Items from a dataset:

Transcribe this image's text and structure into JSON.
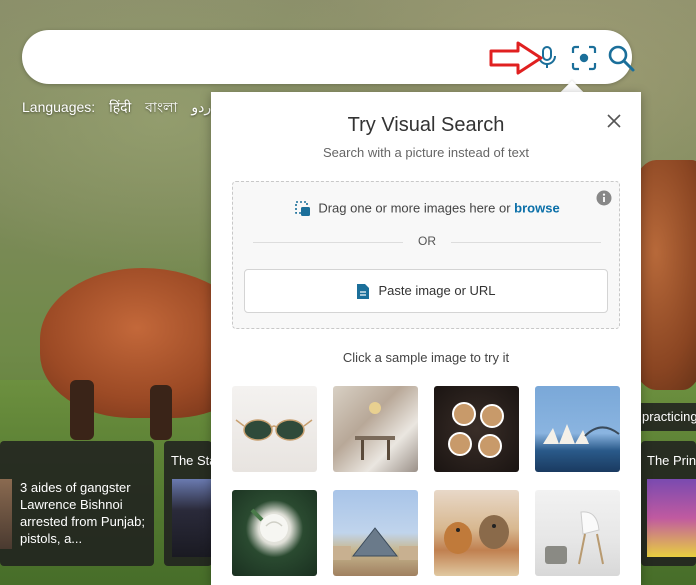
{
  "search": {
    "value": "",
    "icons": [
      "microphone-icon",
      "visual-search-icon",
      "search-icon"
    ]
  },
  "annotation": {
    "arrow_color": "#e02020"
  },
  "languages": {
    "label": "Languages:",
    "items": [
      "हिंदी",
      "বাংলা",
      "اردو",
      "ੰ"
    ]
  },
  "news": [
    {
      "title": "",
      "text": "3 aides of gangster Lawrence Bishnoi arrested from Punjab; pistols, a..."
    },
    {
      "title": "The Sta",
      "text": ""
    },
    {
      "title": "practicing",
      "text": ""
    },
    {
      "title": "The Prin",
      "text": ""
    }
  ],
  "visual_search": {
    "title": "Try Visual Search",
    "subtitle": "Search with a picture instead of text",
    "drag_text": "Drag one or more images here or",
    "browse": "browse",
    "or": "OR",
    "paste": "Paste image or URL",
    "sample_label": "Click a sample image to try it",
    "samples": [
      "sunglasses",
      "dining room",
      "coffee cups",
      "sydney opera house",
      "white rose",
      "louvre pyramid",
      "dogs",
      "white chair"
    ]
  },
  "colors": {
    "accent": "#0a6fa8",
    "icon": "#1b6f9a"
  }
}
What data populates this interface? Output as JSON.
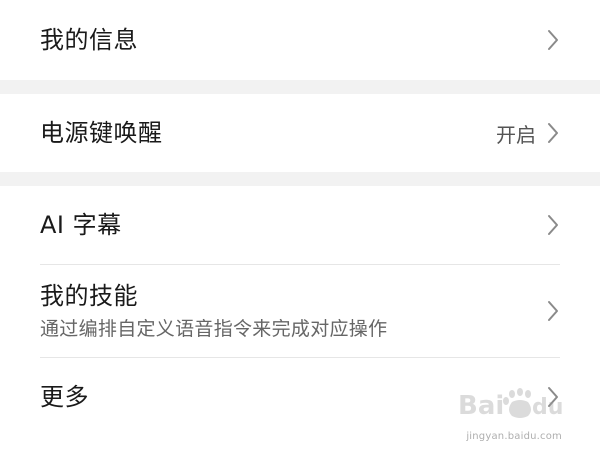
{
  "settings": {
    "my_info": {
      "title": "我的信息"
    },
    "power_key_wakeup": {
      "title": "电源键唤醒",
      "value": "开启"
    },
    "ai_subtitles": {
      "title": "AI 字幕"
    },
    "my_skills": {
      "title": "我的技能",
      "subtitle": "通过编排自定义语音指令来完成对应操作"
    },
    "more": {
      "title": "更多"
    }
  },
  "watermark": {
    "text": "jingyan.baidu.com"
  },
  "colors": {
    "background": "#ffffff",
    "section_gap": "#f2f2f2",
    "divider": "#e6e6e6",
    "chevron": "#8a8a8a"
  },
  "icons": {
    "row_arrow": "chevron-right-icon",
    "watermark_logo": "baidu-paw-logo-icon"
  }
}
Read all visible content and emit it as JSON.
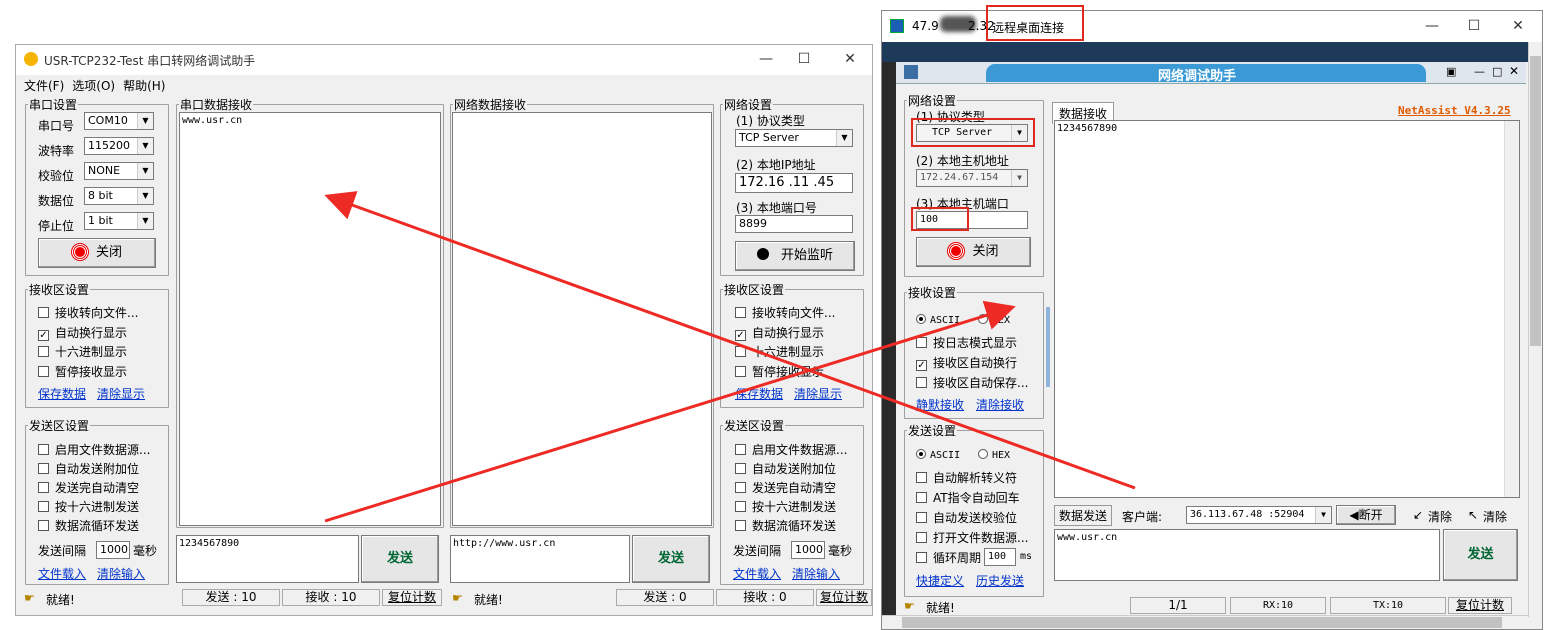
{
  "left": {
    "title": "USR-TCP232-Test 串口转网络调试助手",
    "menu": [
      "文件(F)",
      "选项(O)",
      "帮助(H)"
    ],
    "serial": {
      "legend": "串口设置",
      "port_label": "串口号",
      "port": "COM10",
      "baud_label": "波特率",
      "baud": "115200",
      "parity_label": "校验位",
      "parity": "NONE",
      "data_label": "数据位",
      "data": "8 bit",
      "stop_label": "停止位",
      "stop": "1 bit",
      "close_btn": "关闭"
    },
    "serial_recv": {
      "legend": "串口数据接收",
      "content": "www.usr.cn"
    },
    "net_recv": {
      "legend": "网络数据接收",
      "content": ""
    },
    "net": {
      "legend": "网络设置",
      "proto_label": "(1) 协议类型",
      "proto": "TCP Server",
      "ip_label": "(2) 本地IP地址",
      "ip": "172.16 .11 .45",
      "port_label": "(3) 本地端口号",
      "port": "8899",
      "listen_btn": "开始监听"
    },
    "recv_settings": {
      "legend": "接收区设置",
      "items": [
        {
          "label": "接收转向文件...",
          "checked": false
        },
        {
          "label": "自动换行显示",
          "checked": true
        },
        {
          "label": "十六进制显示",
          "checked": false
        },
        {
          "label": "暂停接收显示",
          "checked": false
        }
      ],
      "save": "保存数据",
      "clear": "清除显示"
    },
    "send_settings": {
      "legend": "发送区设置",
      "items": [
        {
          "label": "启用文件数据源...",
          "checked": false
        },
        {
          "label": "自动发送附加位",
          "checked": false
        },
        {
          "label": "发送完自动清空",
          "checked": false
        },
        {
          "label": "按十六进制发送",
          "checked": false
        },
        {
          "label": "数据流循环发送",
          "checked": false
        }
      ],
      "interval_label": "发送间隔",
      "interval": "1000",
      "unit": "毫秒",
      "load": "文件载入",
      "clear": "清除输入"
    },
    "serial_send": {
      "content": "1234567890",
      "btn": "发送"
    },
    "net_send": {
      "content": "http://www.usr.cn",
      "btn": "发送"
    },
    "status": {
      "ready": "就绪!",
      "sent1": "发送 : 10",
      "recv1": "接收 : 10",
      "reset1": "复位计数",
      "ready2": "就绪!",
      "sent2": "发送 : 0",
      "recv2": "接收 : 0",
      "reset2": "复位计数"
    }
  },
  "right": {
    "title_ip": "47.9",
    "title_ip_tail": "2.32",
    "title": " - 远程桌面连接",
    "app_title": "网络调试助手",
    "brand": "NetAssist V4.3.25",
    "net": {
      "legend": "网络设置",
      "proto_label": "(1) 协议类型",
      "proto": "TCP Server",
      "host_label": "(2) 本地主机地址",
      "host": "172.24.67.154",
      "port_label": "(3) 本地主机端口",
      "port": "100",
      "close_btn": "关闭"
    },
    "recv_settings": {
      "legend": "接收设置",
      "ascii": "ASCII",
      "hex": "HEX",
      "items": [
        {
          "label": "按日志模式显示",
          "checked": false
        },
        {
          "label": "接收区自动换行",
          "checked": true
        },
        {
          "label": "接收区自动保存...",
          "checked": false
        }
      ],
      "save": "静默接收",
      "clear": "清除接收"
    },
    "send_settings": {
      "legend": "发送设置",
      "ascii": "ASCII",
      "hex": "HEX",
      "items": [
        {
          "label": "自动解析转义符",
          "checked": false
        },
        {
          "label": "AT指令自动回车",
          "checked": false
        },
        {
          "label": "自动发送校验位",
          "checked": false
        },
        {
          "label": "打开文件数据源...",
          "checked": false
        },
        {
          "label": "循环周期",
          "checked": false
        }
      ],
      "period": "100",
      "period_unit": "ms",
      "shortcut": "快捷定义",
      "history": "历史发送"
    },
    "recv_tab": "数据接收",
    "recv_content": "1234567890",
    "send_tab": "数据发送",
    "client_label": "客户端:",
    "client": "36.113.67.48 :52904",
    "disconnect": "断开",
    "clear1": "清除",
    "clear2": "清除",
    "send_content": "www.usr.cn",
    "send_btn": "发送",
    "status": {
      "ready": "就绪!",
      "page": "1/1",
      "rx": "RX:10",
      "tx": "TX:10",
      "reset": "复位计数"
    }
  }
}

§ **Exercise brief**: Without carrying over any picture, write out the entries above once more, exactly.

§ **Solution to the problem**:
Transcribe this image's text and structure into JSON.
{
  "search": {
    "value": "",
    "icons": [
      "microphone-icon",
      "visual-search-icon",
      "search-icon"
    ]
  },
  "annotation": {
    "arrow_color": "#e02020"
  },
  "languages": {
    "label": "Languages:",
    "items": [
      "हिंदी",
      "বাংলা",
      "اردو",
      "ੰ"
    ]
  },
  "news": [
    {
      "title": "",
      "text": "3 aides of gangster Lawrence Bishnoi arrested from Punjab; pistols, a..."
    },
    {
      "title": "The Sta",
      "text": ""
    },
    {
      "title": "practicing",
      "text": ""
    },
    {
      "title": "The Prin",
      "text": ""
    }
  ],
  "visual_search": {
    "title": "Try Visual Search",
    "subtitle": "Search with a picture instead of text",
    "drag_text": "Drag one or more images here or",
    "browse": "browse",
    "or": "OR",
    "paste": "Paste image or URL",
    "sample_label": "Click a sample image to try it",
    "samples": [
      "sunglasses",
      "dining room",
      "coffee cups",
      "sydney opera house",
      "white rose",
      "louvre pyramid",
      "dogs",
      "white chair"
    ]
  },
  "colors": {
    "accent": "#0a6fa8",
    "icon": "#1b6f9a"
  }
}
What data populates this interface? Output as JSON.
{
  "settings": {
    "my_info": {
      "title": "我的信息"
    },
    "power_key_wakeup": {
      "title": "电源键唤醒",
      "value": "开启"
    },
    "ai_subtitles": {
      "title": "AI 字幕"
    },
    "my_skills": {
      "title": "我的技能",
      "subtitle": "通过编排自定义语音指令来完成对应操作"
    },
    "more": {
      "title": "更多"
    }
  },
  "watermark": {
    "text": "jingyan.baidu.com"
  },
  "colors": {
    "background": "#ffffff",
    "section_gap": "#f2f2f2",
    "divider": "#e6e6e6",
    "chevron": "#8a8a8a"
  },
  "icons": {
    "row_arrow": "chevron-right-icon",
    "watermark_logo": "baidu-paw-logo-icon"
  }
}
Read all visible content and emit it as JSON.
{
  "left": {
    "title": "USR-TCP232-Test 串口转网络调试助手",
    "menu": [
      "文件(F)",
      "选项(O)",
      "帮助(H)"
    ],
    "serial": {
      "legend": "串口设置",
      "port_label": "串口号",
      "port": "COM10",
      "baud_label": "波特率",
      "baud": "115200",
      "parity_label": "校验位",
      "parity": "NONE",
      "data_label": "数据位",
      "data": "8 bit",
      "stop_label": "停止位",
      "stop": "1 bit",
      "close_btn": "关闭"
    },
    "serial_recv": {
      "legend": "串口数据接收",
      "content": "www.usr.cn"
    },
    "net_recv": {
      "legend": "网络数据接收",
      "content": ""
    },
    "net": {
      "legend": "网络设置",
      "proto_label": "(1) 协议类型",
      "proto": "TCP Server",
      "ip_label": "(2) 本地IP地址",
      "ip": "172.16 .11 .45",
      "port_label": "(3) 本地端口号",
      "port": "8899",
      "listen_btn": "开始监听"
    },
    "recv_settings": {
      "legend": "接收区设置",
      "items": [
        {
          "label": "接收转向文件...",
          "checked": false
        },
        {
          "label": "自动换行显示",
          "checked": true
        },
        {
          "label": "十六进制显示",
          "checked": false
        },
        {
          "label": "暂停接收显示",
          "checked": false
        }
      ],
      "save": "保存数据",
      "clear": "清除显示"
    },
    "send_settings": {
      "legend": "发送区设置",
      "items": [
        {
          "label": "启用文件数据源...",
          "checked": false
        },
        {
          "label": "自动发送附加位",
          "checked": false
        },
        {
          "label": "发送完自动清空",
          "checked": false
        },
        {
          "label": "按十六进制发送",
          "checked": false
        },
        {
          "label": "数据流循环发送",
          "checked": false
        }
      ],
      "interval_label": "发送间隔",
      "interval": "1000",
      "unit": "毫秒",
      "load": "文件载入",
      "clear": "清除输入"
    },
    "serial_send": {
      "content": "1234567890",
      "btn": "发送"
    },
    "net_send": {
      "content": "http://www.usr.cn",
      "btn": "发送"
    },
    "status": {
      "ready": "就绪!",
      "sent1": "发送 : 10",
      "recv1": "接收 : 10",
      "reset1": "复位计数",
      "ready2": "就绪!",
      "sent2": "发送 : 0",
      "recv2": "接收 : 0",
      "reset2": "复位计数"
    }
  },
  "right": {
    "title_ip": "47.9",
    "title_ip_tail": "2.32",
    "title": " - 远程桌面连接",
    "app_title": "网络调试助手",
    "brand": "NetAssist V4.3.25",
    "net": {
      "legend": "网络设置",
      "proto_label": "(1) 协议类型",
      "proto": "TCP Server",
      "host_label": "(2) 本地主机地址",
      "host": "172.24.67.154",
      "port_label": "(3) 本地主机端口",
      "port": "100",
      "close_btn": "关闭"
    },
    "recv_settings": {
      "legend": "接收设置",
      "ascii": "ASCII",
      "hex": "HEX",
      "items": [
        {
          "label": "按日志模式显示",
          "checked": false
        },
        {
          "label": "接收区自动换行",
          "checked": true
        },
        {
          "label": "接收区自动保存...",
          "checked": false
        }
      ],
      "save": "静默接收",
      "clear": "清除接收"
    },
    "send_settings": {
      "legend": "发送设置",
      "ascii": "ASCII",
      "hex": "HEX",
      "items": [
        {
          "label": "自动解析转义符",
          "checked": false
        },
        {
          "label": "AT指令自动回车",
          "checked": false
        },
        {
          "label": "自动发送校验位",
          "checked": false
        },
        {
          "label": "打开文件数据源...",
          "checked": false
        },
        {
          "label": "循环周期",
          "checked": false
        }
      ],
      "period": "100",
      "period_unit": "ms",
      "shortcut": "快捷定义",
      "history": "历史发送"
    },
    "recv_tab": "数据接收",
    "recv_content": "1234567890",
    "send_tab": "数据发送",
    "client_label": "客户端:",
    "client": "36.113.67.48 :52904",
    "disconnect": "断开",
    "clear1": "清除",
    "clear2": "清除",
    "send_content": "www.usr.cn",
    "send_btn": "发送",
    "status": {
      "ready": "就绪!",
      "page": "1/1",
      "rx": "RX:10",
      "tx": "TX:10",
      "reset": "复位计数"
    }
  }
}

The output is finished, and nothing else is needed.